The Girl with Nine Wigs -
I loved loved loved this movie based on a memoir, about a young girl struggling with a rare form of lung cancer. The movie changed the location and nationality of the heroine to Germany (the real young lady was from Amsterdam) but kept the heart and emotional pull that only true events can give a story. It has a happy ending, but I cried anyway. Once again, because it's a festival we were privileged to have the star of the film Lisa Tomoschewsky and the real-life Sophie, author Sophie Van der stop in attendance for a Q&A. It's films like this that I wish everyone could see, yet I doubt will get distribution in the states.

Love Is In the Air -
Another breezy, romantic French comedy. Nothing more to say than that. Very enjoyable. Strange that I ended up seeing two movies during the festival that featured lead Nicolas Bedos; he's I guess supposed to be handsome? His mouth is too weird for me. Seriously, his mouth is HUGE.

Bitch Hug -
My final film of the festival was a touching and charming coming-of-age drama from Sweden about ambitious, recent high school grad Kristin who has dreams of leaving her small Swedish town behind and making it big in New York City as a writer. It was nice to end the festival on this high note.

Thursday, June 6, 2013

RIP - Beautiful Mermaid

Esther Williams passed away today at the age of 91. Her death marks another piece of my childhood drifting away into the beyond.
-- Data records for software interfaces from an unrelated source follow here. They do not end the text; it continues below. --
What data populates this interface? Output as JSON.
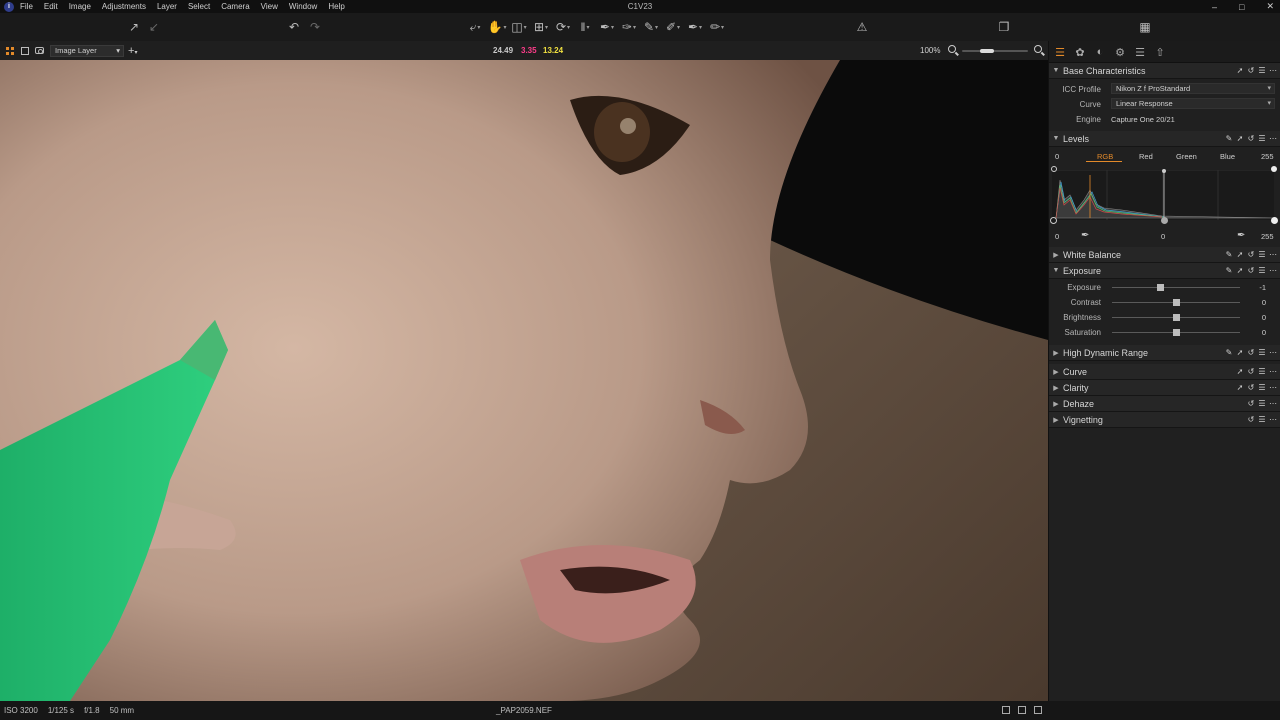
{
  "app": {
    "title": "C1V23",
    "menu": [
      "File",
      "Edit",
      "Image",
      "Adjustments",
      "Layer",
      "Select",
      "Camera",
      "View",
      "Window",
      "Help"
    ]
  },
  "viewer_header": {
    "layer": "Image Layer",
    "readout": {
      "r": "24.49",
      "g": "3.35",
      "b": "13.24"
    },
    "zoom": "100%"
  },
  "panel": {
    "base": {
      "title": "Base Characteristics",
      "icc_label": "ICC Profile",
      "icc_value": "Nikon Z f ProStandard",
      "curve_label": "Curve",
      "curve_value": "Linear Response",
      "engine_label": "Engine",
      "engine_value": "Capture One 20/21"
    },
    "levels": {
      "title": "Levels",
      "tabs": [
        "RGB",
        "Red",
        "Green",
        "Blue"
      ],
      "top_left": "0",
      "top_right": "255",
      "bottom_left": "0",
      "bottom_mid": "0",
      "bottom_right": "255"
    },
    "white_balance": {
      "title": "White Balance"
    },
    "exposure": {
      "title": "Exposure",
      "sliders": [
        {
          "label": "Exposure",
          "value": "-1",
          "level": 0.38
        },
        {
          "label": "Contrast",
          "value": "0",
          "level": 0.5
        },
        {
          "label": "Brightness",
          "value": "0",
          "level": 0.5
        },
        {
          "label": "Saturation",
          "value": "0",
          "level": 0.5
        }
      ]
    },
    "collapsed": [
      "High Dynamic Range",
      "Curve",
      "Clarity",
      "Dehaze",
      "Vignetting"
    ]
  },
  "status": {
    "iso": "ISO 3200",
    "shutter": "1/125 s",
    "aperture": "f/1.8",
    "focal": "50 mm",
    "filename": "_PAP2059.NEF"
  },
  "colors": {
    "accent": "#e38a2a",
    "readout_r": "#e0e0e0",
    "readout_g": "#ff3d8b",
    "readout_b": "#f0e040"
  }
}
My mom, and especially her mom my grandma Kay, LOVED Esther Williams movies. My grandmother Kay had met her sometime during the 50s at some event in Pittsburgh (she also met Jimmy Stewart at that same time). I think my grandma Kay admired Williams for being an athletic, tall, big-boned, lady with a gorgeous smile (just like her!) who capitalized on a talent that was pretty silly if you think about it, and made a whole career out of it.

All of the Esther Williams movies like "Neptune's Daughter" and "Dangerous When Wet" will forever remind me of summer days spent at my grandparent's house baking pies and cookies with my grandma, and singing songs in the living room.
I weep for those innocent times long gone.

BTdubs, have you ever seen a creepier photo than the one posted below? What. The. F*%k. is going on there?! MOVE OVER CLOWNS - I think I found my new nightmare object.